◆ **GIVEN RECORDS**
=== Begin Enclosure ===

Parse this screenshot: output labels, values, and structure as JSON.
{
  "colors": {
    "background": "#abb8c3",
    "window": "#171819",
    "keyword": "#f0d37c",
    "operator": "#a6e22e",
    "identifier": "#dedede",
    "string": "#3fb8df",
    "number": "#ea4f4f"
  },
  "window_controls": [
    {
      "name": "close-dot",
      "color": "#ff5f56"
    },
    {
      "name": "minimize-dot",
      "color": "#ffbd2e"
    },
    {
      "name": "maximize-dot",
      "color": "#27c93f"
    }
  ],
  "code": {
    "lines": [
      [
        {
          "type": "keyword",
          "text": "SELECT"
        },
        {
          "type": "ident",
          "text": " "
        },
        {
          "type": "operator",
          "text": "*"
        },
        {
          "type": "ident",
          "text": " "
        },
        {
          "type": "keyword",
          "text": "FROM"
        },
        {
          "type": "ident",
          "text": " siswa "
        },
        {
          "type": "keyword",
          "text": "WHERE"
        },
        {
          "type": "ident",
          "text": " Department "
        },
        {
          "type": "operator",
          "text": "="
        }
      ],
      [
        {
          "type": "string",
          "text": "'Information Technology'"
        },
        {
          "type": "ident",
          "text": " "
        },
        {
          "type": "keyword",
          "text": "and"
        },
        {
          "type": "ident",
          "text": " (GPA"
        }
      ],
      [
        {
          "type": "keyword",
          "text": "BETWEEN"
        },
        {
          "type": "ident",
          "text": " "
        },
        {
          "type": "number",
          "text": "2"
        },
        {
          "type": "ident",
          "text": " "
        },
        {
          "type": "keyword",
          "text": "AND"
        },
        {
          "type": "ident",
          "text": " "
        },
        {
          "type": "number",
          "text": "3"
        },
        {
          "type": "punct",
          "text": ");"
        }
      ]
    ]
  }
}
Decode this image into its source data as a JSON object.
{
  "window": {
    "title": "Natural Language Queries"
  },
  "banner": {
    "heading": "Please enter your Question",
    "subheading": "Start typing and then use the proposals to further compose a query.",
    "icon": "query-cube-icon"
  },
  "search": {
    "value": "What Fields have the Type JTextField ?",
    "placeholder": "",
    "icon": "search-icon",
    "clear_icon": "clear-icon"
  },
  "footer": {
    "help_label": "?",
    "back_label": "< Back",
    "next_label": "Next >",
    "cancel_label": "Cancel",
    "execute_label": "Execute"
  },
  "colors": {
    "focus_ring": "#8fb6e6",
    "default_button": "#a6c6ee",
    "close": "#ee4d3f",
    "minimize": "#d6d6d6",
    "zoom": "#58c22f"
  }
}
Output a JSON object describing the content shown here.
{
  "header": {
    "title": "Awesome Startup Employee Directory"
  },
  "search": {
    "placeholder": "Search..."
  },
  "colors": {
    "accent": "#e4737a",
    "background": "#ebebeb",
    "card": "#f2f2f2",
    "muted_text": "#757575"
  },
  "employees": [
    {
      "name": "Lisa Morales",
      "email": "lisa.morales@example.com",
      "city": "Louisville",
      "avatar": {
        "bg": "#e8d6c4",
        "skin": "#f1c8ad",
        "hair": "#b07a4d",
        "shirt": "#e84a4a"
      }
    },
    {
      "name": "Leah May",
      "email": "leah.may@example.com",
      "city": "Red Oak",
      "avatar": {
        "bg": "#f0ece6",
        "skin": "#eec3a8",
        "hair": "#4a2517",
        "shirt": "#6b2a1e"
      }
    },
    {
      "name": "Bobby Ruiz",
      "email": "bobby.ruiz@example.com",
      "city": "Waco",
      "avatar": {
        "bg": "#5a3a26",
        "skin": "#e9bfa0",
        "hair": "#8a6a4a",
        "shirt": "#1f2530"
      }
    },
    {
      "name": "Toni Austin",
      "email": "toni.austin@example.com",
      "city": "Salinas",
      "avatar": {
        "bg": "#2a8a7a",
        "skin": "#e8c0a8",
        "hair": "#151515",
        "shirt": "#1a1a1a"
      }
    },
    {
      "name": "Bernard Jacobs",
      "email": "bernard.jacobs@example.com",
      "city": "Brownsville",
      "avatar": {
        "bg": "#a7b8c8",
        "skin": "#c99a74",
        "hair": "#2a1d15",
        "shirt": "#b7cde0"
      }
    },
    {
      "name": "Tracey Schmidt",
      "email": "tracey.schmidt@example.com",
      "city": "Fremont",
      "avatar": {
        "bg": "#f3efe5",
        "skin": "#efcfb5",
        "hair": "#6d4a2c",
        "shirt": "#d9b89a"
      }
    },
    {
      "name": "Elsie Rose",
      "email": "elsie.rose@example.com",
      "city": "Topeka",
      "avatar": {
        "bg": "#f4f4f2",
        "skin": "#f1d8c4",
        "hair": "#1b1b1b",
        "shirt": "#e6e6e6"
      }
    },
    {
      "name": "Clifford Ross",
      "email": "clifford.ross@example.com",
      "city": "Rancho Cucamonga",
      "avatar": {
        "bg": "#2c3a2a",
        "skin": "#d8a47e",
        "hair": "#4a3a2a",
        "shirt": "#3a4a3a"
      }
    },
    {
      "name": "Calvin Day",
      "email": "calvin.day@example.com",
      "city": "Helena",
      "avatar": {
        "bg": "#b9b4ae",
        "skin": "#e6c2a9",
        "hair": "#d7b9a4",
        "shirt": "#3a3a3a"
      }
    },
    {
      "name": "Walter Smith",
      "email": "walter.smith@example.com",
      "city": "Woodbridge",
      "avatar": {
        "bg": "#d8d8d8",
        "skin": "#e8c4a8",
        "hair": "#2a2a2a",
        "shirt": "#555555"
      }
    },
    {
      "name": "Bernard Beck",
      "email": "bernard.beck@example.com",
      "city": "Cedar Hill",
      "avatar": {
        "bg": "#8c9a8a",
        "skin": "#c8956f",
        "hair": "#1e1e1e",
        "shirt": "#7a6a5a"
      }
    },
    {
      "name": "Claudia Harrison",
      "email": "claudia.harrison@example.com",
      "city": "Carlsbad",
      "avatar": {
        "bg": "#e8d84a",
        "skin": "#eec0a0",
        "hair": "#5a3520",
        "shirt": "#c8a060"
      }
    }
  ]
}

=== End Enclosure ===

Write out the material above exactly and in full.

◆ **SOLUTION**
Parse this screenshot: output labels, values, and structure as JSON.
{
  "colors": {
    "background": "#abb8c3",
    "window": "#171819",
    "keyword": "#f0d37c",
    "operator": "#a6e22e",
    "identifier": "#dedede",
    "string": "#3fb8df",
    "number": "#ea4f4f"
  },
  "window_controls": [
    {
      "name": "close-dot",
      "color": "#ff5f56"
    },
    {
      "name": "minimize-dot",
      "color": "#ffbd2e"
    },
    {
      "name": "maximize-dot",
      "color": "#27c93f"
    }
  ],
  "code": {
    "lines": [
      [
        {
          "type": "keyword",
          "text": "SELECT"
        },
        {
          "type": "ident",
          "text": " "
        },
        {
          "type": "operator",
          "text": "*"
        },
        {
          "type": "ident",
          "text": " "
        },
        {
          "type": "keyword",
          "text": "FROM"
        },
        {
          "type": "ident",
          "text": " siswa "
        },
        {
          "type": "keyword",
          "text": "WHERE"
        },
        {
          "type": "ident",
          "text": " Department "
        },
        {
          "type": "operator",
          "text": "="
        }
      ],
      [
        {
          "type": "string",
          "text": "'Information Technology'"
        },
        {
          "type": "ident",
          "text": " "
        },
        {
          "type": "keyword",
          "text": "and"
        },
        {
          "type": "ident",
          "text": " (GPA"
        }
      ],
      [
        {
          "type": "keyword",
          "text": "BETWEEN"
        },
        {
          "type": "ident",
          "text": " "
        },
        {
          "type": "number",
          "text": "2"
        },
        {
          "type": "ident",
          "text": " "
        },
        {
          "type": "keyword",
          "text": "AND"
        },
        {
          "type": "ident",
          "text": " "
        },
        {
          "type": "number",
          "text": "3"
        },
        {
          "type": "punct",
          "text": ");"
        }
      ]
    ]
  }
}
Decode this image into its source data as a JSON object.
{
  "window": {
    "title": "Natural Language Queries"
  },
  "banner": {
    "heading": "Please enter your Question",
    "subheading": "Start typing and then use the proposals to further compose a query.",
    "icon": "query-cube-icon"
  },
  "search": {
    "value": "What Fields have the Type JTextField ?",
    "placeholder": "",
    "icon": "search-icon",
    "clear_icon": "clear-icon"
  },
  "footer": {
    "help_label": "?",
    "back_label": "< Back",
    "next_label": "Next >",
    "cancel_label": "Cancel",
    "execute_label": "Execute"
  },
  "colors": {
    "focus_ring": "#8fb6e6",
    "default_button": "#a6c6ee",
    "close": "#ee4d3f",
    "minimize": "#d6d6d6",
    "zoom": "#58c22f"
  }
}
Output a JSON object describing the content shown here.
{
  "header": {
    "title": "Awesome Startup Employee Directory"
  },
  "search": {
    "placeholder": "Search..."
  },
  "colors": {
    "accent": "#e4737a",
    "background": "#ebebeb",
    "card": "#f2f2f2",
    "muted_text": "#757575"
  },
  "employees": [
    {
      "name": "Lisa Morales",
      "email": "lisa.morales@example.com",
      "city": "Louisville",
      "avatar": {
        "bg": "#e8d6c4",
        "skin": "#f1c8ad",
        "hair": "#b07a4d",
        "shirt": "#e84a4a"
      }
    },
    {
      "name": "Leah May",
      "email": "leah.may@example.com",
      "city": "Red Oak",
      "avatar": {
        "bg": "#f0ece6",
        "skin": "#eec3a8",
        "hair": "#4a2517",
        "shirt": "#6b2a1e"
      }
    },
    {
      "name": "Bobby Ruiz",
      "email": "bobby.ruiz@example.com",
      "city": "Waco",
      "avatar": {
        "bg": "#5a3a26",
        "skin": "#e9bfa0",
        "hair": "#8a6a4a",
        "shirt": "#1f2530"
      }
    },
    {
      "name": "Toni Austin",
      "email": "toni.austin@example.com",
      "city": "Salinas",
      "avatar": {
        "bg": "#2a8a7a",
        "skin": "#e8c0a8",
        "hair": "#151515",
        "shirt": "#1a1a1a"
      }
    },
    {
      "name": "Bernard Jacobs",
      "email": "bernard.jacobs@example.com",
      "city": "Brownsville",
      "avatar": {
        "bg": "#a7b8c8",
        "skin": "#c99a74",
        "hair": "#2a1d15",
        "shirt": "#b7cde0"
      }
    },
    {
      "name": "Tracey Schmidt",
      "email": "tracey.schmidt@example.com",
      "city": "Fremont",
      "avatar": {
        "bg": "#f3efe5",
        "skin": "#efcfb5",
        "hair": "#6d4a2c",
        "shirt": "#d9b89a"
      }
    },
    {
      "name": "Elsie Rose",
      "email": "elsie.rose@example.com",
      "city": "Topeka",
      "avatar": {
        "bg": "#f4f4f2",
        "skin": "#f1d8c4",
        "hair": "#1b1b1b",
        "shirt": "#e6e6e6"
      }
    },
    {
      "name": "Clifford Ross",
      "email": "clifford.ross@example.com",
      "city": "Rancho Cucamonga",
      "avatar": {
        "bg": "#2c3a2a",
        "skin": "#d8a47e",
        "hair": "#4a3a2a",
        "shirt": "#3a4a3a"
      }
    },
    {
      "name": "Calvin Day",
      "email": "calvin.day@example.com",
      "city": "Helena",
      "avatar": {
        "bg": "#b9b4ae",
        "skin": "#e6c2a9",
        "hair": "#d7b9a4",
        "shirt": "#3a3a3a"
      }
    },
    {
      "name": "Walter Smith",
      "email": "walter.smith@example.com",
      "city": "Woodbridge",
      "avatar": {
        "bg": "#d8d8d8",
        "skin": "#e8c4a8",
        "hair": "#2a2a2a",
        "shirt": "#555555"
      }
    },
    {
      "name": "Bernard Beck",
      "email": "bernard.beck@example.com",
      "city": "Cedar Hill",
      "avatar": {
        "bg": "#8c9a8a",
        "skin": "#c8956f",
        "hair": "#1e1e1e",
        "shirt": "#7a6a5a"
      }
    },
    {
      "name": "Claudia Harrison",
      "email": "claudia.harrison@example.com",
      "city": "Carlsbad",
      "avatar": {
        "bg": "#e8d84a",
        "skin": "#eec0a0",
        "hair": "#5a3520",
        "shirt": "#c8a060"
      }
    }
  ]
}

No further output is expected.